It takes me a while to write down how the six days on the wall made, and now makes me feel, but I will start, and as it sinks in I will write more. The most important thing for our success was that both myself and Jon where in the same head space — the dream, the commitment, the vision, the drive to succeed on a new route of this scale and the ability to know totally what each other were needing and feeling. We didn't need to communicate this by word, just by the friendship we have and by the pull of the rope.
[Loving the ledge! Photo: Jon Bracey]
The climbing was hard, dangerous, scary, but beautiful and it took everything we had in our minds and arms to be successful. The last 36-hour push to the top off the North Buttress and the 38 abseils later to the base off the wall were like an out-of-body experience I have never witnessed before. Pushing through the super-bad weather, it felt like we were always in complete control but at the same time fully wasted. We were not on our own. Not like some "God" looking over us, or anything like that, I don't believe, but just that: we were not on our own. I can't explain it. ‘Nuff said!
The route is the hardest and longest climb of my life so far, and there are many stories which I will tell you about over the next few days and weeks from our six days on the wall. But for now, one stands out. After descending back to the glacier, we were both wasted at the base, hardly able to move after poor food for five days and 36 hours with no food at the end. As our body systems shut down, knowing now that we were safe, we could see Dave (Pap) in the distance skinning as hard and as fast as he could towards us with a big rucksack and towing a sled. “Thank God,” we thought. He's bringing us a warm drink and a load of food from base camp — cheese, bagels, salt crackers, beef jerky, fruit bars, peanut butter, all the things we had been craving on the route and needed to eat to get us back on our feet and down the 1.5km to base camp. He showed up smiling, as always, and handed us one tiny fun-size Snickers bar each –- oh, and one for himself — and a cold icy half litre of dirty water. Thanks Pap.

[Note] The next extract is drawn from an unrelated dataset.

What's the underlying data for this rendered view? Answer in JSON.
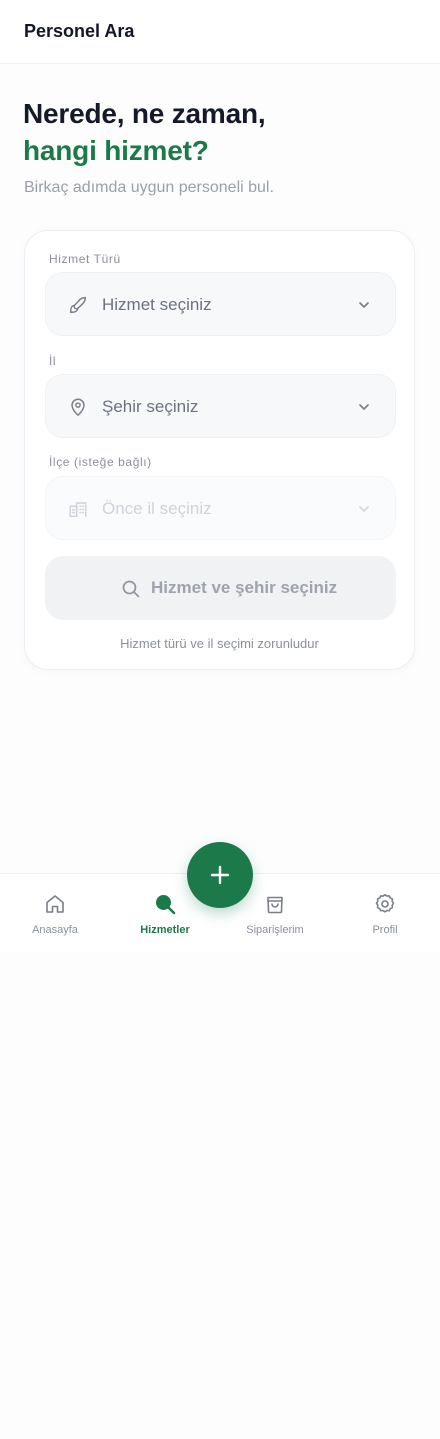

[Matt and Jon happy to be back on terra-firma. Photo: Matt Helliker]
Here are the route details from Jon:
Alaskan Grade 6 (M6, AI6, 5.8, A2). Although the climbing is significantly harder and more sustained than the French Route and the 'Moonflower Buttress'. It would be great if a strong team were to repeat our line and eliminate the aid in the future. Bivouacs are hard to find and I expect it would go all free at hard M7 and 5.9.
[The Cartwright Connection. Photo: Bracey/Helliker Collection]
[Photographer, Dave Reeves (Pap). Photo: Dave Reeves Collection]
If you ever plan on visiting the Alps, Jon and Matt offer guiding services for climbers and skiers through their Chamonix-based venture, Vertigo Guides.